*REQUIREMENT*: Make an exact copy of the listing, without images.

*GIVEN RECORDS*:
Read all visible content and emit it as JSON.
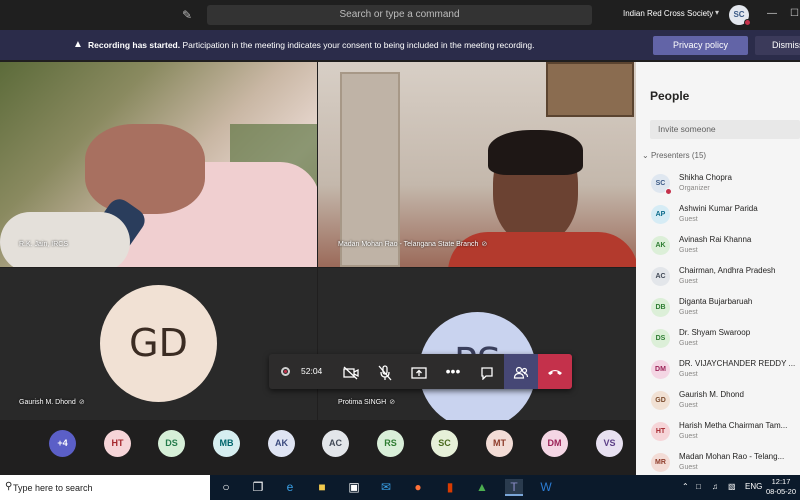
{
  "titlebar": {
    "search_placeholder": "Search or type a command",
    "org_name": "Indian Red Cross Society",
    "me_initials": "SC"
  },
  "banner": {
    "bold_text": "Recording has started.",
    "text": "Participation in the meeting indicates your consent to being included in the meeting recording.",
    "privacy_label": "Privacy policy",
    "dismiss_label": "Dismiss"
  },
  "tiles": {
    "t1_label": "R.K. Jain, IRCS",
    "t2_label": "Madan Mohan Rao - Telangana State Branch",
    "t3_initials": "GD",
    "t3_label": "Gaurish M. Dhond",
    "t4_initials": "PS",
    "t4_label": "Protima SINGH"
  },
  "controls": {
    "call_time": "52:04"
  },
  "strip": [
    {
      "initials": "+4",
      "bg": "#5b5fc7",
      "fg": "#ffffff"
    },
    {
      "initials": "HT",
      "bg": "#f6d5d8",
      "fg": "#a4262c"
    },
    {
      "initials": "DS",
      "bg": "#d6efd8",
      "fg": "#237b4b"
    },
    {
      "initials": "MB",
      "bg": "#d6eef0",
      "fg": "#00666d"
    },
    {
      "initials": "AK",
      "bg": "#dfe4f3",
      "fg": "#3b4a7e"
    },
    {
      "initials": "AC",
      "bg": "#e3e6ea",
      "fg": "#424a57"
    },
    {
      "initials": "RS",
      "bg": "#d9efd9",
      "fg": "#2e7d32"
    },
    {
      "initials": "SC",
      "bg": "#e6f0d8",
      "fg": "#4a6b1e"
    },
    {
      "initials": "MT",
      "bg": "#f3dcd6",
      "fg": "#8e3b2a"
    },
    {
      "initials": "DM",
      "bg": "#f4d6e4",
      "fg": "#9b2257"
    },
    {
      "initials": "VS",
      "bg": "#e8e1f1",
      "fg": "#5c3f87"
    }
  ],
  "people": {
    "title": "People",
    "invite_placeholder": "Invite someone",
    "presenters_label": "Presenters (15)",
    "list": [
      {
        "initials": "SC",
        "name": "Shikha Chopra",
        "role": "Organizer",
        "bg": "#dfe7f0",
        "fg": "#3b5a86"
      },
      {
        "initials": "AP",
        "name": "Ashwini Kumar Parida",
        "role": "Guest",
        "bg": "#d6ecf5",
        "fg": "#0b6a8a"
      },
      {
        "initials": "AK",
        "name": "Avinash Rai Khanna",
        "role": "Guest",
        "bg": "#dcefd8",
        "fg": "#2e7d32"
      },
      {
        "initials": "AC",
        "name": "Chairman, Andhra Pradesh",
        "role": "Guest",
        "bg": "#e3e6ea",
        "fg": "#424a57"
      },
      {
        "initials": "DB",
        "name": "Diganta Bujarbaruah",
        "role": "Guest",
        "bg": "#dcefd8",
        "fg": "#2e7d32"
      },
      {
        "initials": "DS",
        "name": "Dr. Shyam Swaroop",
        "role": "Guest",
        "bg": "#dcefd8",
        "fg": "#2e7d32"
      },
      {
        "initials": "DM",
        "name": "DR. VIJAYCHANDER REDDY ...",
        "role": "Guest",
        "bg": "#f4d6e4",
        "fg": "#9b2257"
      },
      {
        "initials": "GD",
        "name": "Gaurish M. Dhond",
        "role": "Guest",
        "bg": "#f1e1d4",
        "fg": "#7a4a2c"
      },
      {
        "initials": "HT",
        "name": "Harish Metha Chairman Tam...",
        "role": "Guest",
        "bg": "#f6d5d8",
        "fg": "#a4262c"
      },
      {
        "initials": "MR",
        "name": "Madan Mohan Rao - Telang...",
        "role": "Guest",
        "bg": "#f3dcd6",
        "fg": "#8e3b2a"
      }
    ]
  },
  "taskbar": {
    "search_text": "Type here to search",
    "lang": "ENG",
    "time": "12:17",
    "date": "08-05-20"
  }
}
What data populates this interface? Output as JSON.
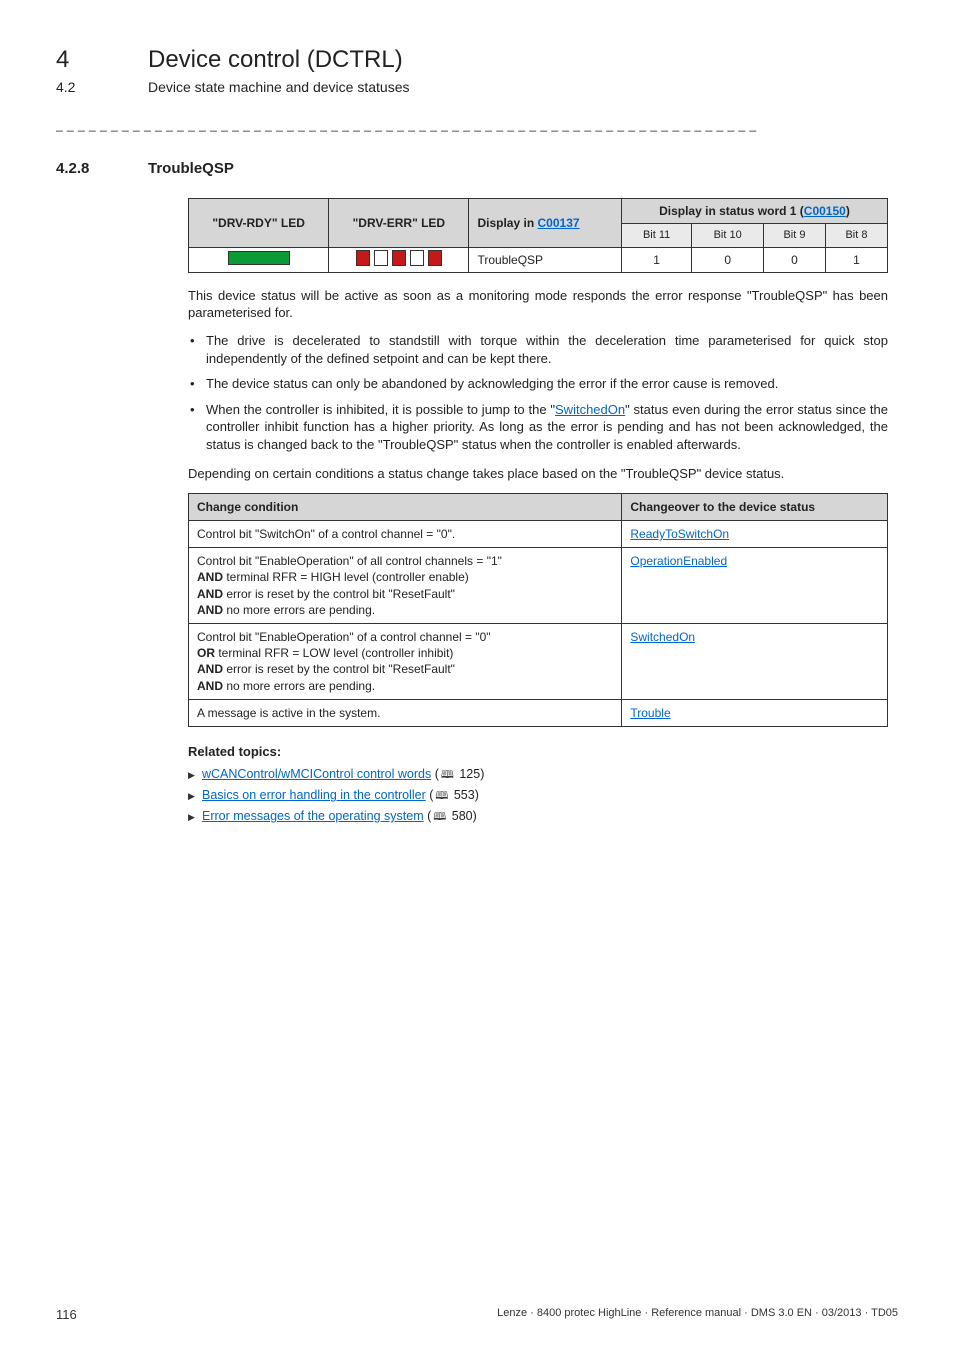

*ANSWER*:
Read all visible content and emit it as JSON.
{
  "titlebar": {
    "search_placeholder": "Search or type a command",
    "org_name": "Indian Red Cross Society",
    "me_initials": "SC"
  },
  "banner": {
    "bold_text": "Recording has started.",
    "text": "Participation in the meeting indicates your consent to being included in the meeting recording.",
    "privacy_label": "Privacy policy",
    "dismiss_label": "Dismiss"
  },
  "tiles": {
    "t1_label": "R.K. Jain, IRCS",
    "t2_label": "Madan Mohan Rao - Telangana State Branch",
    "t3_initials": "GD",
    "t3_label": "Gaurish M. Dhond",
    "t4_initials": "PS",
    "t4_label": "Protima SINGH"
  },
  "controls": {
    "call_time": "52:04"
  },
  "strip": [
    {
      "initials": "+4",
      "bg": "#5b5fc7",
      "fg": "#ffffff"
    },
    {
      "initials": "HT",
      "bg": "#f6d5d8",
      "fg": "#a4262c"
    },
    {
      "initials": "DS",
      "bg": "#d6efd8",
      "fg": "#237b4b"
    },
    {
      "initials": "MB",
      "bg": "#d6eef0",
      "fg": "#00666d"
    },
    {
      "initials": "AK",
      "bg": "#dfe4f3",
      "fg": "#3b4a7e"
    },
    {
      "initials": "AC",
      "bg": "#e3e6ea",
      "fg": "#424a57"
    },
    {
      "initials": "RS",
      "bg": "#d9efd9",
      "fg": "#2e7d32"
    },
    {
      "initials": "SC",
      "bg": "#e6f0d8",
      "fg": "#4a6b1e"
    },
    {
      "initials": "MT",
      "bg": "#f3dcd6",
      "fg": "#8e3b2a"
    },
    {
      "initials": "DM",
      "bg": "#f4d6e4",
      "fg": "#9b2257"
    },
    {
      "initials": "VS",
      "bg": "#e8e1f1",
      "fg": "#5c3f87"
    }
  ],
  "people": {
    "title": "People",
    "invite_placeholder": "Invite someone",
    "presenters_label": "Presenters (15)",
    "list": [
      {
        "initials": "SC",
        "name": "Shikha Chopra",
        "role": "Organizer",
        "bg": "#dfe7f0",
        "fg": "#3b5a86"
      },
      {
        "initials": "AP",
        "name": "Ashwini Kumar Parida",
        "role": "Guest",
        "bg": "#d6ecf5",
        "fg": "#0b6a8a"
      },
      {
        "initials": "AK",
        "name": "Avinash Rai Khanna",
        "role": "Guest",
        "bg": "#dcefd8",
        "fg": "#2e7d32"
      },
      {
        "initials": "AC",
        "name": "Chairman, Andhra Pradesh",
        "role": "Guest",
        "bg": "#e3e6ea",
        "fg": "#424a57"
      },
      {
        "initials": "DB",
        "name": "Diganta Bujarbaruah",
        "role": "Guest",
        "bg": "#dcefd8",
        "fg": "#2e7d32"
      },
      {
        "initials": "DS",
        "name": "Dr. Shyam Swaroop",
        "role": "Guest",
        "bg": "#dcefd8",
        "fg": "#2e7d32"
      },
      {
        "initials": "DM",
        "name": "DR. VIJAYCHANDER REDDY ...",
        "role": "Guest",
        "bg": "#f4d6e4",
        "fg": "#9b2257"
      },
      {
        "initials": "GD",
        "name": "Gaurish M. Dhond",
        "role": "Guest",
        "bg": "#f1e1d4",
        "fg": "#7a4a2c"
      },
      {
        "initials": "HT",
        "name": "Harish Metha Chairman Tam...",
        "role": "Guest",
        "bg": "#f6d5d8",
        "fg": "#a4262c"
      },
      {
        "initials": "MR",
        "name": "Madan Mohan Rao - Telang...",
        "role": "Guest",
        "bg": "#f3dcd6",
        "fg": "#8e3b2a"
      }
    ]
  },
  "taskbar": {
    "search_text": "Type here to search",
    "lang": "ENG",
    "time": "12:17",
    "date": "08-05-20"
  }
}
What data populates this interface? Output as JSON.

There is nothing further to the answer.